I did not know Seamus Deane well when I asked him if he would be interested in examining my DPhil thesis in Oxford. This was the summer of 1992. I was in Dublin and went to see him in his office in UCD where he was literally boxing up books and papers prior to his departure for the University of Notre Dame. He seemed happy to have a distraction from a no doubt tedious task of sorting through stacks of material accumulated over the previous two decades.
He asked what I was working on, so I explained the topic – the way that philosophers like John Locke, the third Earl of Shaftesbury, and the Irish thinker Francis Hutcheson read travel accounts and argued about the moral content of human nature. Deane was not perhaps the obvious person to take on the assignment of examiner, given his reputation as a critic of Irish literature, especially in Celtic Revivals (1985), as editor of The Field Day Anthology of Irish Writing, 3 vols. (1991), and as a poet. But I had heard a lecture he had given that appeared in the first number of Eighteenth-Century Ireland on “Swift and the Anglo-Irish Intellect” (1986), which had something to say about Shaftesbury’s scepticism about travel writing. I thought he might appreciate a thesis which explored the issue in more detail. He was in good humour. “Sounds better than the last thesis I was invited to examine in over there,” he said. This was sufficient encouragement for me.
Some months later, when the time came for the viva, Deane arrived at the Examination Halls in Oxford with that characteristic upright gait and relaxed manner, and equally characteristic dark-hued, patterned jacket and jumper, with the slightly mismatched trousers. There was no sense of dressing especially for the occasion. The internal examiner and I, as required, were wearing academic robes. Seamus, who had done his graduate work in Cambridge, was no stranger to the system but he was also not one for ceremony, I detected. I had the feeling that the internal examiner, the eighteenth-century scholar, Prof. Tony Nuttall, was unfamiliar with him and his work, though eminently courteous.
Deane kicked off the proceedings and asked a question pitched at such an altitude that I had to ask him to explain it again. I am afraid that the second version was no easier for me to understand than the first. Challenging though it was to start this way, his manner of broaching things was not designed to impress or intimidate. He simply operated at a prodigious intellectual level and gave people the benefit of assuming they did the same. We soon got into a good conversation where it became clear that his interests lay in the later eighteenth century, in Diderot and others and their relationship to travel, and indeed to Burke, as befitted someone whose own doctoral work focused on responses to the French Revolution (published as The French Revolution and the Enlightenment in England, 1789–1832 (1988)). The challenge for me was to elaborate how and why attitudes to travel-writing had changed since the middle decades of the century. His report was generous. I got the degree.

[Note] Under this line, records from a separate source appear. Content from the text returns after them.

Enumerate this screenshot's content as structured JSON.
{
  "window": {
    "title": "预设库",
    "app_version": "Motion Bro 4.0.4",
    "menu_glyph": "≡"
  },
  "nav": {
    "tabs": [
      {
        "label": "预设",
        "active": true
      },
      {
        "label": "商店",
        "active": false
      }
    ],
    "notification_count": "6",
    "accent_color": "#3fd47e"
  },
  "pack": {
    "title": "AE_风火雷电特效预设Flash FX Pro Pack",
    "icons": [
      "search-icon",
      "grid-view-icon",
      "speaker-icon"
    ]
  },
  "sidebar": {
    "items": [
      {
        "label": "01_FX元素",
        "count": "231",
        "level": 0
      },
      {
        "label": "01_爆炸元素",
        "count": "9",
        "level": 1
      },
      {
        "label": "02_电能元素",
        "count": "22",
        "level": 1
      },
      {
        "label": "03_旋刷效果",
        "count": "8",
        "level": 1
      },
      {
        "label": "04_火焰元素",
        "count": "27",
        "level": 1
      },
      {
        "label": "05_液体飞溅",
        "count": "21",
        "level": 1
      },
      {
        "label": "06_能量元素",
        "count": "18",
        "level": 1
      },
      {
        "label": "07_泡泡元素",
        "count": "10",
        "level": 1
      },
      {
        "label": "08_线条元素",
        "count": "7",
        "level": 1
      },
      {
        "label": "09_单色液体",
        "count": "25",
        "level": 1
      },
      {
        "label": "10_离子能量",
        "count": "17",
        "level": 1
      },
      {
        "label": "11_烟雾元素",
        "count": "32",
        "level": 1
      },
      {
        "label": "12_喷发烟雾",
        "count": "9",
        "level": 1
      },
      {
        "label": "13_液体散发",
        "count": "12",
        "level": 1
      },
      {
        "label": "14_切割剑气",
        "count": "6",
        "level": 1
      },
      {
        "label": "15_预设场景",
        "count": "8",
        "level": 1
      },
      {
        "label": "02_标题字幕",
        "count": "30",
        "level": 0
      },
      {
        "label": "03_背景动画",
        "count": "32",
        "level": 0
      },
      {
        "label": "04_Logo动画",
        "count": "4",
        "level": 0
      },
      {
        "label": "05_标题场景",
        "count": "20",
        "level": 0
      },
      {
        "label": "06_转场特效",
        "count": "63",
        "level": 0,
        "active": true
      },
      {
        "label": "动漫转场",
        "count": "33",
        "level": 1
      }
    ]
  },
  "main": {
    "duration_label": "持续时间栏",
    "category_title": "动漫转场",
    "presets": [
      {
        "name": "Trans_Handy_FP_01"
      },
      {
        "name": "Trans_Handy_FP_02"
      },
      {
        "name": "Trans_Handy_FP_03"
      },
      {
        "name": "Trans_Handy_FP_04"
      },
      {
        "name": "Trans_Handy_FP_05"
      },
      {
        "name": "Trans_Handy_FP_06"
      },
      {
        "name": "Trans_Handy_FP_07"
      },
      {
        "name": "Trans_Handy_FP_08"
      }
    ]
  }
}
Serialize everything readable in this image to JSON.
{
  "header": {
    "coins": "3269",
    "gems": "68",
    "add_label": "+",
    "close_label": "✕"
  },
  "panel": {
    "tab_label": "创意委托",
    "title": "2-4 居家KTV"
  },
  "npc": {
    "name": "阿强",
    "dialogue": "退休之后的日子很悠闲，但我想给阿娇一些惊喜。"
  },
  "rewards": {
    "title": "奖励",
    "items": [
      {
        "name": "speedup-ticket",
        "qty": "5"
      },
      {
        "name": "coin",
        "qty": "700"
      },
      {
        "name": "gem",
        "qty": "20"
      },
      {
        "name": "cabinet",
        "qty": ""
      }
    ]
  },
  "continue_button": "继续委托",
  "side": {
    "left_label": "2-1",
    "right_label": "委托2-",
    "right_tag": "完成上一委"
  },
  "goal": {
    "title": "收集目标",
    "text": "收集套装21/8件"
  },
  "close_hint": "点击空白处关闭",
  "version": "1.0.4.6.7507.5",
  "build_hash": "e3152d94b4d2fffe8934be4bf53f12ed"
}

I saw him next when he returned to Oxford to give the Clarendon Lectures in 1995, a series that became Strange Country: Modernity and Irish Writing since 1790 (1996). I was delighted to get a mention in a note to the opening chapter in a discussion of Burke’s Reflections, and to have contributed, however modestly, to his thinking.
His lectures attracted a huge audience and it was clear that his reputation and recognition in the UK had grown, perhaps from publication of The Field Day Anthology. Meeting socially after one of the talks, he spoke memorably about the writing process of what would soon appear as Reading in the Dark (1996), a brilliant work that had gone through many drafts and vicissitudes. When it came out, I remember sending him a copy of Camara Laye’s L’Enfant noir which I thought he would enjoy.
Future generations will face a daunting task of responding to his life’s work, with its range, depth, and mastery of sources, and much will be written about his place in Ireland’s cultural history during a key period of conflict, redefinition and regeneration, underpinned by remarkable connections with the great literary figures of his time. And I cannot but think that, in times to come, people will still discern in the weight and wealth of his scholarship, on disparate topics, an extraordinary intellect, great reserves of wit and an abiding humanity. Such was the person who, all those years ago, took time from packing for America, and another phase of a great career, to sit and talk with a graduate student working on philosophy and travel writing.
Daniel Carey, MRIA, is Director of the Moore Institute for the Humanities and Social Studies at NUI Galway and Professor of English in the School of English and Creative Arts. He is a Vice-President of the Royal Irish Academy and a board member of the Irish Research Council. He was Chair of the Irish Humanities Alliance 2014-16.